In an ancient Iraqi Christian town recently liberated from the Islamic State (IS) terror group, Christmas was celebrated for the first time in over two years on Saturday, a media report said on Sunday.
It was an emotional return for members of Bartella town’s displaced Christian community, who had been forced to flee when their hometown was overrun by the Islamist terror group, CNN reported.
Hundreds of Christians had made the pilgrimage in buses on a gray, rainy Christmas Eve. They came mostly from camps for the displaced that have been set up in the city of Irbil.
Bartella is just 20 km east of the IS stronghold of Mosul — where coalition forces still are battling thousands of militants.
As mass was celebrated on Saturday, dozens of Iraqi and US security forces were on standby to protect worshipers at the historic, battle-scarred Mart Shmony Church.
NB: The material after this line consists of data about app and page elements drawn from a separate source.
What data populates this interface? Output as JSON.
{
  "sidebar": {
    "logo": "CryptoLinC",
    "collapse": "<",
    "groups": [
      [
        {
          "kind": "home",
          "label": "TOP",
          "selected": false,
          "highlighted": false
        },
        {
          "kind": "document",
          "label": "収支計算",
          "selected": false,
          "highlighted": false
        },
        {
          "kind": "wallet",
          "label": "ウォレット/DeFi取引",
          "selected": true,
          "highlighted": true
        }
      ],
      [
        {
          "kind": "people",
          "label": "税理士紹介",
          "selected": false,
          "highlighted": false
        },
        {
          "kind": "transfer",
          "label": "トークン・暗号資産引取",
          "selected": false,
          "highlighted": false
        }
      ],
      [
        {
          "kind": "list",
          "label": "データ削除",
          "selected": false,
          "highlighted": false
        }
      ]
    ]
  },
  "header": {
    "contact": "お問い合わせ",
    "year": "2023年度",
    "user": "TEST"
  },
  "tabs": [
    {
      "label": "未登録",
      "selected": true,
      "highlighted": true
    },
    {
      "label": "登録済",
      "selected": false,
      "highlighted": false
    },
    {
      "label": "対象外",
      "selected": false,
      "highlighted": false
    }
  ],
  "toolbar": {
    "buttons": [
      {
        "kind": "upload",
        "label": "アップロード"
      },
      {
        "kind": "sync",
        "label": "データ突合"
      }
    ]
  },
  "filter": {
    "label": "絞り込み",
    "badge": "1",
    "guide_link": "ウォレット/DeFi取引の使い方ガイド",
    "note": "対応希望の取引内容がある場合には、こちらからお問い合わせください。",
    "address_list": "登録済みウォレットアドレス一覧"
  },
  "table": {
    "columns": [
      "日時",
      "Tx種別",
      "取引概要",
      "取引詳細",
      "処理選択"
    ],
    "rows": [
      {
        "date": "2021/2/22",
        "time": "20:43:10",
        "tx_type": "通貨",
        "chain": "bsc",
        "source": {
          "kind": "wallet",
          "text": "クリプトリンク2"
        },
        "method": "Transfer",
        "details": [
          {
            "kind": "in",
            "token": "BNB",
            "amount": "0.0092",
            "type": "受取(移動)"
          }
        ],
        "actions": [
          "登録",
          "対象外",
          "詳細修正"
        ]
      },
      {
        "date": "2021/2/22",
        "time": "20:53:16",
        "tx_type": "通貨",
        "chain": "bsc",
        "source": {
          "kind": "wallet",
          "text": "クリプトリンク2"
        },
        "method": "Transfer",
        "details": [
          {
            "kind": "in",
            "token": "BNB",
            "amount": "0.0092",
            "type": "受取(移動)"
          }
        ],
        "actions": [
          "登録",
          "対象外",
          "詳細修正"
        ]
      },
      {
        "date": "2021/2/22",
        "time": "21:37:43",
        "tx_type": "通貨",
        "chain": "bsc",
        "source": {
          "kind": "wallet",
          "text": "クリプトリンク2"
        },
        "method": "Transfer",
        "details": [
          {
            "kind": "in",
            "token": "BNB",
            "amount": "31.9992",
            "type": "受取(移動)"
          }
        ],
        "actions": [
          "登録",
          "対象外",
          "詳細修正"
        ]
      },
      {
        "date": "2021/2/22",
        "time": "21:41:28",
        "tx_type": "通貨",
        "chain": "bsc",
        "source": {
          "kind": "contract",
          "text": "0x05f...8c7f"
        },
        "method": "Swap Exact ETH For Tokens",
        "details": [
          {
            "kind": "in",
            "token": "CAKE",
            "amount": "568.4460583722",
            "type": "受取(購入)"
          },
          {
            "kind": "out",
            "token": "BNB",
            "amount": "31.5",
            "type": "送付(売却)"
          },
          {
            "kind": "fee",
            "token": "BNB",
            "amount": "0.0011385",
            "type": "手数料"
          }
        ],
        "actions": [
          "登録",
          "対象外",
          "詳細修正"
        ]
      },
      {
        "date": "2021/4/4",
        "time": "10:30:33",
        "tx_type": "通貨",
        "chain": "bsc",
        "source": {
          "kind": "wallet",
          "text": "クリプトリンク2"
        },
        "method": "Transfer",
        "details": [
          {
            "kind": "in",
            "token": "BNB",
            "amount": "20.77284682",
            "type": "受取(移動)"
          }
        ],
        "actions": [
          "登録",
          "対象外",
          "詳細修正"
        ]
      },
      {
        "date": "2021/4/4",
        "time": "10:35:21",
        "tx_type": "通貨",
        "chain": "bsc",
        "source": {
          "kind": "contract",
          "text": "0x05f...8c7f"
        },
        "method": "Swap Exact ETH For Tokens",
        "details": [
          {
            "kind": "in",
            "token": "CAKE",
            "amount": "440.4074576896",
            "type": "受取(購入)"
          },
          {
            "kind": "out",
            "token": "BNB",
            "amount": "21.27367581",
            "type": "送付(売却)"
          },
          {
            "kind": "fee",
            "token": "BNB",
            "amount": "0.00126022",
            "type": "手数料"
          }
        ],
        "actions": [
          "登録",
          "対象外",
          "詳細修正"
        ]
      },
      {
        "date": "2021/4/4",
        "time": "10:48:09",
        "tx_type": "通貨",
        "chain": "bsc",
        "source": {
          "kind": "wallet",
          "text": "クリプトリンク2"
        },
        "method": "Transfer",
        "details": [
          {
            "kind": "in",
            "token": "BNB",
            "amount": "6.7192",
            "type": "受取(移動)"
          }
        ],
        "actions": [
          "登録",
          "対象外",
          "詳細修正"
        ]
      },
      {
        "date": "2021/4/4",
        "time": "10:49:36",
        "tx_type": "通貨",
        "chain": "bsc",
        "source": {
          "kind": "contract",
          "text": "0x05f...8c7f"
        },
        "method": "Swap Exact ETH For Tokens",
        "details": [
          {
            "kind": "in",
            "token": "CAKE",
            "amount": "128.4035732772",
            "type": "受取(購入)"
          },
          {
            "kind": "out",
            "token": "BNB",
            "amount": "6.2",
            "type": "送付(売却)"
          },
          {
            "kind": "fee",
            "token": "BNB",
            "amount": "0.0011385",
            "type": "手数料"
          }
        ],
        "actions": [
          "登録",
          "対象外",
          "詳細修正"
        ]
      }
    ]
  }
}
During the mass, the church’s priest delivered a defiant message, CNN noted.
“We are here to challenge the sons of darkness and this is why we held this mass here. IS are sons of darkness.
“This is a message to the entire world that we Christians … are the inherent component of this country and we are staying,” said Father Yaqub Saadi.
In another corner of the church, several US soldiers were celebrating Christmas. They held candles and prayed.
At the end of the service a new cross replaced the one destroyed by the IS.